Cordially in Christ,
Bob Vincent


*  The most striking illustration of this comes from a comparison of what Jesus says in Matthew 12:30 with what he says in Mark 9:40. In Matthew 12:22-37 Jesus encounters strong opposition: the Pharisees accuse him of being in league with the devil. After answering their charges Jesus goes on to warn them of the great danger they are in: “He who is not with me is against me, and he who does not gather with me scatters. And so I tell you, every sin and blasphemy will be forgiven men, but the blasphemy against the Spirit will not be forgiven” (Matthew 12:30, 31). After further warning Jesus tells them about the necessity of Spiritual fruit. Notice the focus on self judgment—“He who is not with me is against me” (Matthew 12:30). If I see no positive evidence that I am for Christ, I must conclude that I am against him.

How different is this standard of self-judgment from that by which we measure others. In Mark 9:38 we read, ‘”Teacher,” said John, “we saw a man driving out demons in your name and we told him to stop, because he was not one of us.”’

What is Jesus’ response? Jesus said, “No one who does a miracle in my name can in the next moment say anything bad about me, for whoever is not against us is for us. I tell you the truth, anyone who gives you a cup of water in my name because you belong to Christ will certainly not lose his reward” (Mark 9:39-41). When we look at others, a different standard is to be used: “Whoever is not against us is for us” (Mark 9:40). If a person professes to be a follower of Christ, either with his lips or by wearing the mark of Christ’s ownership, baptism, we must accept him as such, unless we see positive evidence to the contrary.
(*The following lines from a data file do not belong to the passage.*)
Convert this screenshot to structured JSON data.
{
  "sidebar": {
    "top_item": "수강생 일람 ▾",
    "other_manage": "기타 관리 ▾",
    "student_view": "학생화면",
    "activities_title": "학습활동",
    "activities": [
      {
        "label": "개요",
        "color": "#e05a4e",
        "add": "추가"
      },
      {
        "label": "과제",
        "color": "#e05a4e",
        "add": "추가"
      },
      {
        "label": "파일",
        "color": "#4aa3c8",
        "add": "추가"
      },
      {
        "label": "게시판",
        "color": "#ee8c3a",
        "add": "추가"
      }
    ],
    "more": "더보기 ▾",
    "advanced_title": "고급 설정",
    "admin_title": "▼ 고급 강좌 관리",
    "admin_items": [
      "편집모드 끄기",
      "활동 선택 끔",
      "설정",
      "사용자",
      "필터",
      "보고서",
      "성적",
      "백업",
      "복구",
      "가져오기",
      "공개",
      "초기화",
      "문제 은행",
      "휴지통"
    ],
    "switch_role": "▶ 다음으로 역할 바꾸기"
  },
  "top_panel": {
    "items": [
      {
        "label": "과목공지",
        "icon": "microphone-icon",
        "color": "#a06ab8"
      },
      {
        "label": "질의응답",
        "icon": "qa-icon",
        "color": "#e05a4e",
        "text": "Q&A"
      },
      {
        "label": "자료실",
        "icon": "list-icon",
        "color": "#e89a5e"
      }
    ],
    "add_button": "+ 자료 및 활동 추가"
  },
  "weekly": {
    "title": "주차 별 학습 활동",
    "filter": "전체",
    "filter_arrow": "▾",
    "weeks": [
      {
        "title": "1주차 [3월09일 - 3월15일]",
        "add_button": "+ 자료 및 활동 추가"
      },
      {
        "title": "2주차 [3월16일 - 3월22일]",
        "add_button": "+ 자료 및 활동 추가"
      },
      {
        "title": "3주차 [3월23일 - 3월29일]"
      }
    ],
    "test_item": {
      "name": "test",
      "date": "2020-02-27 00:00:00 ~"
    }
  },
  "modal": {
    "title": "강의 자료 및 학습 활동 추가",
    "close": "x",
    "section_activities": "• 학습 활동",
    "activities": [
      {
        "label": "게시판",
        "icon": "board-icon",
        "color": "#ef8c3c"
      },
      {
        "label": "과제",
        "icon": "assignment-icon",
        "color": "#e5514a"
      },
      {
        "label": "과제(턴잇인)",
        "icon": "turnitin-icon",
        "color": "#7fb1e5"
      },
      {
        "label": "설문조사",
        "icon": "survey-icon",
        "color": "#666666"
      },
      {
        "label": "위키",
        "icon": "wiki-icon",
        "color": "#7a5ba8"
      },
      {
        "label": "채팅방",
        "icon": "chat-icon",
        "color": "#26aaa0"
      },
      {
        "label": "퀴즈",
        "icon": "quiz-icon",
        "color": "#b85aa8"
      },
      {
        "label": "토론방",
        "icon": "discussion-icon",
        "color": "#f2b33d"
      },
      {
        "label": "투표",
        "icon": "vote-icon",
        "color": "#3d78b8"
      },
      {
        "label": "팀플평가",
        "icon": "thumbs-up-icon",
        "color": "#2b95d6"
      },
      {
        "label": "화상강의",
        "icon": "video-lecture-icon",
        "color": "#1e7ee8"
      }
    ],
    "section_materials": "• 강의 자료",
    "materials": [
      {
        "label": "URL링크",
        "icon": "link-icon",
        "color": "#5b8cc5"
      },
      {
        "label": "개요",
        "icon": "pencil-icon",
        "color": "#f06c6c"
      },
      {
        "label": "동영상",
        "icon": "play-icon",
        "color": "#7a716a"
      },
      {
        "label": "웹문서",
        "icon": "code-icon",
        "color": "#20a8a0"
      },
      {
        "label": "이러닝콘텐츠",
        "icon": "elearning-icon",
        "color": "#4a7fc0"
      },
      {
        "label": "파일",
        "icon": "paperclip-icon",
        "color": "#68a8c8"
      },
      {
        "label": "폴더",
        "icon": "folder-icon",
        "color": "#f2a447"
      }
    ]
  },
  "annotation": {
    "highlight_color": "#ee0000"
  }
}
This is what we may call a judgment of charity. Paul used the judgment of charity when he wrote to the church at Corinth. He addressed all of them as saints and brethren (1 Corinthians 1:2, 10). He regarded every one of them as fellow believers whom God had called, including, we may add, Stephanas’ children (1 Corinthians 1:9, 16). Did he mean that every person there was a true Christian? No, in fact he warns them to take a close look at themselves: “Examine your selves to see whether you are in the faith; test your selves. Do you not realize that Christ Jesus is in you—unless, of course, you fail the test?” (2 Corinthians 13:6)